[Entries from a dataset of interfaces]
▶

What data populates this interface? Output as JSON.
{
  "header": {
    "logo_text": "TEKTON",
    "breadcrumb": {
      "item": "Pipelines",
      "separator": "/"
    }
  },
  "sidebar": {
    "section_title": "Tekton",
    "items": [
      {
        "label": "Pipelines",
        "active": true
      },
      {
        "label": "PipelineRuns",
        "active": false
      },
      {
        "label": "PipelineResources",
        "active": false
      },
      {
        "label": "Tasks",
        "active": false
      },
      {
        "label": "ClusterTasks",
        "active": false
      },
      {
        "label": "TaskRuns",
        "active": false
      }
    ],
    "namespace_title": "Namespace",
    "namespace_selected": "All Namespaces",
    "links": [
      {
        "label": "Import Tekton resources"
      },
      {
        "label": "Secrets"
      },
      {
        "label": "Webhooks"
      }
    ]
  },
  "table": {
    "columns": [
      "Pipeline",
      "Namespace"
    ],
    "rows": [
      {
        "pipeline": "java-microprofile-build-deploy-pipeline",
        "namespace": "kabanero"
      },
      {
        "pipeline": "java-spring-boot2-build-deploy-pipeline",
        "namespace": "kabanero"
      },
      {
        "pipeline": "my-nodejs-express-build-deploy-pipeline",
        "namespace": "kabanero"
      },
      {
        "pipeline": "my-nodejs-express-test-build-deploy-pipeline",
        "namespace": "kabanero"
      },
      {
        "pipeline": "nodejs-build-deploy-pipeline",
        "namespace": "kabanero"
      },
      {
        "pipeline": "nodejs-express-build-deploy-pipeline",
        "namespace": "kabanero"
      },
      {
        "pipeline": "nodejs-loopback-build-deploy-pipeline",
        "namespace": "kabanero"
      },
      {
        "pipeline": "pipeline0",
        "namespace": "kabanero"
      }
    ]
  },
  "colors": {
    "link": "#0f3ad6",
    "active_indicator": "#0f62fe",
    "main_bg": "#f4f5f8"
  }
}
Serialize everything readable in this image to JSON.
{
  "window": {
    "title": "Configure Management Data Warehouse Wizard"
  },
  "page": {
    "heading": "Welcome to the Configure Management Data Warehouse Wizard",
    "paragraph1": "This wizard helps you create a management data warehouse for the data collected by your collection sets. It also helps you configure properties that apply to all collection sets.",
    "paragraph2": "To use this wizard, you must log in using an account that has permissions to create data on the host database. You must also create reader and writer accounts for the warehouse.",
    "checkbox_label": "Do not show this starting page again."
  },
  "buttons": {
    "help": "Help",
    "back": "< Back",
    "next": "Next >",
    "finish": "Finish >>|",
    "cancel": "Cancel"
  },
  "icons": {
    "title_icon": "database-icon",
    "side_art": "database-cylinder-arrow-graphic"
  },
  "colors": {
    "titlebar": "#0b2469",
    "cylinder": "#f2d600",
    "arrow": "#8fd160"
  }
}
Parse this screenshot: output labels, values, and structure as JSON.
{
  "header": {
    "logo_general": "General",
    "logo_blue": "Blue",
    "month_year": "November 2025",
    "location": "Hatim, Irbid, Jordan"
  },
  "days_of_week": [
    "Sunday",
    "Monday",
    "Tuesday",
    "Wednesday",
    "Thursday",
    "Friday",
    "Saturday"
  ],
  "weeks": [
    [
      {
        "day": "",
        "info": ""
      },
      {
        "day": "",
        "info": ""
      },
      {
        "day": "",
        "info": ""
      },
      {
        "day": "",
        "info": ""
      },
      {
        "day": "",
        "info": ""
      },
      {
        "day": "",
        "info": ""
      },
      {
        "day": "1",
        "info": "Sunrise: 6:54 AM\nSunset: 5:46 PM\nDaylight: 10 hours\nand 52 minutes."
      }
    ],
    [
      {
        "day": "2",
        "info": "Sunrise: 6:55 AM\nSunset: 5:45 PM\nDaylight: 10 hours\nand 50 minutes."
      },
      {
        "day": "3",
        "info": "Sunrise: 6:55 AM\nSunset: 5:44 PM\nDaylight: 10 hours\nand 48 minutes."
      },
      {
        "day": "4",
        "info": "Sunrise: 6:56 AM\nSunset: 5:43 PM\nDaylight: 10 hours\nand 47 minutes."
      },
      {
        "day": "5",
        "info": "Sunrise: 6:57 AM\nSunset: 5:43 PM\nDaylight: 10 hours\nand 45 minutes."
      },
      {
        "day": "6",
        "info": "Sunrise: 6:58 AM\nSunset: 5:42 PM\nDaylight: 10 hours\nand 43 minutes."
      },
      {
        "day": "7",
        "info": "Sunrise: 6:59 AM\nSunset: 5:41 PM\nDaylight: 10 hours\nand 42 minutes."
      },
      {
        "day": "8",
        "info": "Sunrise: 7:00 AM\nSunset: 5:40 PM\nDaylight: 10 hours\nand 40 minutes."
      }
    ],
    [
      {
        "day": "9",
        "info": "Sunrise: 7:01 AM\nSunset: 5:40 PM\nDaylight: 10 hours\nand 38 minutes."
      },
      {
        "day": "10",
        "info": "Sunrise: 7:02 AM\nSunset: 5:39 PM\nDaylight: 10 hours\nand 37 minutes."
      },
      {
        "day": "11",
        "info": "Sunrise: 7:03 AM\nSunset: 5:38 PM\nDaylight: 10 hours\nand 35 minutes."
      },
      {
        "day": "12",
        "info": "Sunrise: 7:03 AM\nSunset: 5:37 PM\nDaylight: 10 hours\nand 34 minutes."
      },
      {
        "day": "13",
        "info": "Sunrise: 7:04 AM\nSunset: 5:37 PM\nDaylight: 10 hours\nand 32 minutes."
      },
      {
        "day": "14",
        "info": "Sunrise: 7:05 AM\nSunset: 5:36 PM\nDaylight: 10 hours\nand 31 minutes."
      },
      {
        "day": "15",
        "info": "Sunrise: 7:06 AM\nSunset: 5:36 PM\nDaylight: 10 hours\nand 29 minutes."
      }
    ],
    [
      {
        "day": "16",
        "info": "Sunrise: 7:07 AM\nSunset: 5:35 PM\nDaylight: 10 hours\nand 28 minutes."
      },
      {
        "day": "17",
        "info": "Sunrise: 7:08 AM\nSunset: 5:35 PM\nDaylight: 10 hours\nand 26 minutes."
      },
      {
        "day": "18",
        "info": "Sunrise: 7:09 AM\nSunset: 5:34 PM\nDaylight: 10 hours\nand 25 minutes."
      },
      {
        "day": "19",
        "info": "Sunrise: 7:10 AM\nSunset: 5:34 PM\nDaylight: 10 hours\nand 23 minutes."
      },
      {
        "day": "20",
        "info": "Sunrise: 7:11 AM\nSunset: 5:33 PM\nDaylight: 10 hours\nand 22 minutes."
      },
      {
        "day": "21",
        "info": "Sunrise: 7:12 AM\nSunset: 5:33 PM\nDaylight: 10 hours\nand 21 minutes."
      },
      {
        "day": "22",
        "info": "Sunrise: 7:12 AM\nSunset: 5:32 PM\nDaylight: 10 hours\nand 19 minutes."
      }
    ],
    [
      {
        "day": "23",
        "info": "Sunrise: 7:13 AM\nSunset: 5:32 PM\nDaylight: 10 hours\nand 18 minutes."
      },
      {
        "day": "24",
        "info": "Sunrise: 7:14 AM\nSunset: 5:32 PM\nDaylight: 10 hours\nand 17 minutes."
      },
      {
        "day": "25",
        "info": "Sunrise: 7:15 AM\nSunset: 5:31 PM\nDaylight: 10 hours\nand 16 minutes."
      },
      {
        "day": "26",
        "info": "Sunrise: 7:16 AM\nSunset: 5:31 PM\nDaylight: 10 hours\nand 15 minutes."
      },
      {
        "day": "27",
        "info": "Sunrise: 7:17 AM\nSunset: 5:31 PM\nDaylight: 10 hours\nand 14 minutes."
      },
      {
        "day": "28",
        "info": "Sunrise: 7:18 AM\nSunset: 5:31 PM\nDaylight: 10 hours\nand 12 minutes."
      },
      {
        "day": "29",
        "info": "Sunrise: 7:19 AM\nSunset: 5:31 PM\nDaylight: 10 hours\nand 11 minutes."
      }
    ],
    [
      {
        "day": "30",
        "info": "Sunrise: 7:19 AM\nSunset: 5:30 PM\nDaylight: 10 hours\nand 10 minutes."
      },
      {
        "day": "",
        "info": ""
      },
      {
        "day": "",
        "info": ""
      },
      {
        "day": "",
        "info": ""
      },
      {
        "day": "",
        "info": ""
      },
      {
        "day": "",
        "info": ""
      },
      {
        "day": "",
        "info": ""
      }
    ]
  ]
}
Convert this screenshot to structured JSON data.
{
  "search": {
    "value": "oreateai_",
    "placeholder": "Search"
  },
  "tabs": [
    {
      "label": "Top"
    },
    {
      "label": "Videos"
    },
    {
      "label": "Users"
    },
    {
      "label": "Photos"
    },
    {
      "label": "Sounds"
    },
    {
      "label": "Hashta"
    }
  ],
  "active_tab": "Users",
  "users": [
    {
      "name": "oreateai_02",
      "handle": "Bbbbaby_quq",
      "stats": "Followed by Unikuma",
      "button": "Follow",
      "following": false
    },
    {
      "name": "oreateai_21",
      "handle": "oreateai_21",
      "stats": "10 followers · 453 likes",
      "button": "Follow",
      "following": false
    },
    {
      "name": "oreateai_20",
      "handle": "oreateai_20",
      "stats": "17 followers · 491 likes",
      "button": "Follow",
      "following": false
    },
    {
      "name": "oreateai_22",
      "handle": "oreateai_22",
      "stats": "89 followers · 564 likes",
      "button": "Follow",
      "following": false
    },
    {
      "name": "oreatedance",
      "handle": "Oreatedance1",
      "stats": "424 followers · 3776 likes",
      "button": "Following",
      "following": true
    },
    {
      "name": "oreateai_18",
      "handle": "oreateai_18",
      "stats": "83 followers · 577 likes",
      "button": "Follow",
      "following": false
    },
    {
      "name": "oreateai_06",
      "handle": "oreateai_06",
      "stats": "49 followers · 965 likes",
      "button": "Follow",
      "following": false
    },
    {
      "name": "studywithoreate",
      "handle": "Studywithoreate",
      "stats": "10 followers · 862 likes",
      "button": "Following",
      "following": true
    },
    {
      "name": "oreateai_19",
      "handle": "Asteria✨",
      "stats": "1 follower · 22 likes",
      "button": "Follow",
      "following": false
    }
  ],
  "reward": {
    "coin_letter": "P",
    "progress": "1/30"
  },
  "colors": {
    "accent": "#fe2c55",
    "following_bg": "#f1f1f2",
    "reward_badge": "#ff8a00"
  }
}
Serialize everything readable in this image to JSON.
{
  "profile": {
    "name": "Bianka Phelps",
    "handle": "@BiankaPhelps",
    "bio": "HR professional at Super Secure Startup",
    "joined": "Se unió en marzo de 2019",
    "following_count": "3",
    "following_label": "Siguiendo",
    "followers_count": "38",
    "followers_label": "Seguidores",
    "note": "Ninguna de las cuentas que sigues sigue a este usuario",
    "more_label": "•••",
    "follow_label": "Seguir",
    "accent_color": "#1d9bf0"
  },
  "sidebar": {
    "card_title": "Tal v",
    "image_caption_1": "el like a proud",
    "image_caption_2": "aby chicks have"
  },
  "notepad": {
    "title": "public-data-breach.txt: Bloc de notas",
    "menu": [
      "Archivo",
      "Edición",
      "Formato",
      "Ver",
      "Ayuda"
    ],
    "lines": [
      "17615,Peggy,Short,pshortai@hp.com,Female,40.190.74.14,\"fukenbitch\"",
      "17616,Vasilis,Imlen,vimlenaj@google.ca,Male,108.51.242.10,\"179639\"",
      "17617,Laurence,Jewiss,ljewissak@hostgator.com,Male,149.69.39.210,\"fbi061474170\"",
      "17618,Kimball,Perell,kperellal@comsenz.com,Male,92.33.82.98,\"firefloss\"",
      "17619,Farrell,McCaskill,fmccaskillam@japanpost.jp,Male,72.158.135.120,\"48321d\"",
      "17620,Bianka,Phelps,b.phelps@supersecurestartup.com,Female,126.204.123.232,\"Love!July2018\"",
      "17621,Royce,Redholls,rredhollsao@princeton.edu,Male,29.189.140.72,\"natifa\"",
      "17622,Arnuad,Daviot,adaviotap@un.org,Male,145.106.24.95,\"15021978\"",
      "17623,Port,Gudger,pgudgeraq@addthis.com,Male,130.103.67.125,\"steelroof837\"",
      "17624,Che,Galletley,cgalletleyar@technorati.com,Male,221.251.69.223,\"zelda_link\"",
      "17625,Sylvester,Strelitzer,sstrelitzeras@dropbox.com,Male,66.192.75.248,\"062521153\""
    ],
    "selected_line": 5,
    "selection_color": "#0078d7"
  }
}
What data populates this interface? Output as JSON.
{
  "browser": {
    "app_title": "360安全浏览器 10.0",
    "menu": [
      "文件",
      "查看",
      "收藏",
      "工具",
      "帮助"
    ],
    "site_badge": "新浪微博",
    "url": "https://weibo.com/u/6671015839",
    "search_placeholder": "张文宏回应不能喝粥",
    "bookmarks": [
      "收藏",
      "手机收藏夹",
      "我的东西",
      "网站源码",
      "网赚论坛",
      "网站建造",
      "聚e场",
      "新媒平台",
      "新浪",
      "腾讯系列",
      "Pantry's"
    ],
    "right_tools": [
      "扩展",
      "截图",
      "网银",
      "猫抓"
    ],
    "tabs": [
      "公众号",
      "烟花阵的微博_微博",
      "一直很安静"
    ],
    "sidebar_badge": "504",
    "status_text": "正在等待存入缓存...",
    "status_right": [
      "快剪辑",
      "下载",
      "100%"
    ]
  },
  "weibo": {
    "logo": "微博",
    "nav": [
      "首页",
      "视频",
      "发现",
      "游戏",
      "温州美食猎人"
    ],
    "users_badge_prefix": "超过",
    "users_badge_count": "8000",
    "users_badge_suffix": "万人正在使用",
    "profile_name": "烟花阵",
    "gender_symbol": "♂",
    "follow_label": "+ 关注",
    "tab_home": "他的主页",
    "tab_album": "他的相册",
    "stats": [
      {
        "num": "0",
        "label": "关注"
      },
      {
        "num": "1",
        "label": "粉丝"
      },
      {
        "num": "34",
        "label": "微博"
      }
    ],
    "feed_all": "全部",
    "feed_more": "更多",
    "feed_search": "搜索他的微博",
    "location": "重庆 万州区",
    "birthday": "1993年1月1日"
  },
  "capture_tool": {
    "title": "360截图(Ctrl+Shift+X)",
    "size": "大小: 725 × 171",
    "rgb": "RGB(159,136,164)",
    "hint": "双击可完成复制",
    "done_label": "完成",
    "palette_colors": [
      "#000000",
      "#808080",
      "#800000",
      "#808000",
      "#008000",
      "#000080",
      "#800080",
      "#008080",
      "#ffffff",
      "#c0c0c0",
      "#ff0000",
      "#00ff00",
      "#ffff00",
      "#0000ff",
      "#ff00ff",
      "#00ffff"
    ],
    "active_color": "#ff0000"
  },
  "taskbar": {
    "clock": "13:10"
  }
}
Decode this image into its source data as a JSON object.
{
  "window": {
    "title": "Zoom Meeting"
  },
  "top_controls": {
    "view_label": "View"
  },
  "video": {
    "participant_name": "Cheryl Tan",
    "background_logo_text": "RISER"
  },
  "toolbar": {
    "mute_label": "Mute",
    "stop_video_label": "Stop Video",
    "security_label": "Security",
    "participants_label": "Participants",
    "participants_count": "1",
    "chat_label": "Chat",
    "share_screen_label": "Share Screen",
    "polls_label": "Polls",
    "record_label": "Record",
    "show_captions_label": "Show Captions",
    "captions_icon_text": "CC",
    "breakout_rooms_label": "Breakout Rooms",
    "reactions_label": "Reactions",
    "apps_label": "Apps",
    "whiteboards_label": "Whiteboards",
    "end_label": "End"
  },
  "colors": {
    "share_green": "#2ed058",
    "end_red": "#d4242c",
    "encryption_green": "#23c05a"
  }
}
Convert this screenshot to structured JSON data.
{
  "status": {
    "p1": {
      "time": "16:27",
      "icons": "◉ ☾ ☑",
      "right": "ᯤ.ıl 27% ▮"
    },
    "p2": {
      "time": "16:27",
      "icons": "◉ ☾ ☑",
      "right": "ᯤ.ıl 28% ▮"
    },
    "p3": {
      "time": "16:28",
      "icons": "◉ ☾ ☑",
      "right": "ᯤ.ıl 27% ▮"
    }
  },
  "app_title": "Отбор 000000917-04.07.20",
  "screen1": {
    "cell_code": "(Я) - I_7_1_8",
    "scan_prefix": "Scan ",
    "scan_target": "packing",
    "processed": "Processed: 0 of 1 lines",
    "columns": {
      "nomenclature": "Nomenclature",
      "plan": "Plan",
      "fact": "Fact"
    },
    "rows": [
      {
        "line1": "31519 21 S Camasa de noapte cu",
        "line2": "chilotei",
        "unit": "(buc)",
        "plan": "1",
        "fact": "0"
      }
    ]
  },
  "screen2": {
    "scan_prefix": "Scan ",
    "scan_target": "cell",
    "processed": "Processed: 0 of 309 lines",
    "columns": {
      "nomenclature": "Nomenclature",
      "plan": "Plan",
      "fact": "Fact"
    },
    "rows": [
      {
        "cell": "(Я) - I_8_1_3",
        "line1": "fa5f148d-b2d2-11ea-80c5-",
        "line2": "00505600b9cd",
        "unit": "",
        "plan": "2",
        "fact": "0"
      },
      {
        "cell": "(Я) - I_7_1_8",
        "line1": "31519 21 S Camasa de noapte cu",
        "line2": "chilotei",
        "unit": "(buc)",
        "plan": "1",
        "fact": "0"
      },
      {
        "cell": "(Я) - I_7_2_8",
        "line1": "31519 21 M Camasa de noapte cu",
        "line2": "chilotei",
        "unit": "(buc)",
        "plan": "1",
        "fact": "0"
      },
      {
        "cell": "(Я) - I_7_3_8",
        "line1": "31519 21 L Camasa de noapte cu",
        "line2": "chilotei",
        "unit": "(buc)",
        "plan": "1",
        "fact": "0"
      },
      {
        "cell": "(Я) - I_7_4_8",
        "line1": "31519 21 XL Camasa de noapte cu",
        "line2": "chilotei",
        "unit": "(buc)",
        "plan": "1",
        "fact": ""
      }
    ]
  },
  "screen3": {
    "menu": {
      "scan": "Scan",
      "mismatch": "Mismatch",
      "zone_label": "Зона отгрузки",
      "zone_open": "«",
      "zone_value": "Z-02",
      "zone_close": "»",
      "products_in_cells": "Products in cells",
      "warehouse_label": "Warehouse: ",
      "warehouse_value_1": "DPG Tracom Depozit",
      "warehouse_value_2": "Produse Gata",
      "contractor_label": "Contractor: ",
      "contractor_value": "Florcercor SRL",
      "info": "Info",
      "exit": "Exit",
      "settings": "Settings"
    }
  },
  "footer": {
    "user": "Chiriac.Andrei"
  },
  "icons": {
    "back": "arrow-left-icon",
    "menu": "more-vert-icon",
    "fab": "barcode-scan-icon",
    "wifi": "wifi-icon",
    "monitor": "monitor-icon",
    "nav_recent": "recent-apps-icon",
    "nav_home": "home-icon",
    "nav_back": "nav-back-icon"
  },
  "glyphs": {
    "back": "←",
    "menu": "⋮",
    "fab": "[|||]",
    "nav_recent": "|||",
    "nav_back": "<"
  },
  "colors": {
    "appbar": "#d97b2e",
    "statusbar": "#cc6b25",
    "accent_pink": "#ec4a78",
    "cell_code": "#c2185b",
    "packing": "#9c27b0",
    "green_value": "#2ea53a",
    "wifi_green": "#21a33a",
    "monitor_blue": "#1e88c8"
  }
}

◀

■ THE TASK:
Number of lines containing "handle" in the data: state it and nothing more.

■ RESULT OF THIS EXERCISE:
10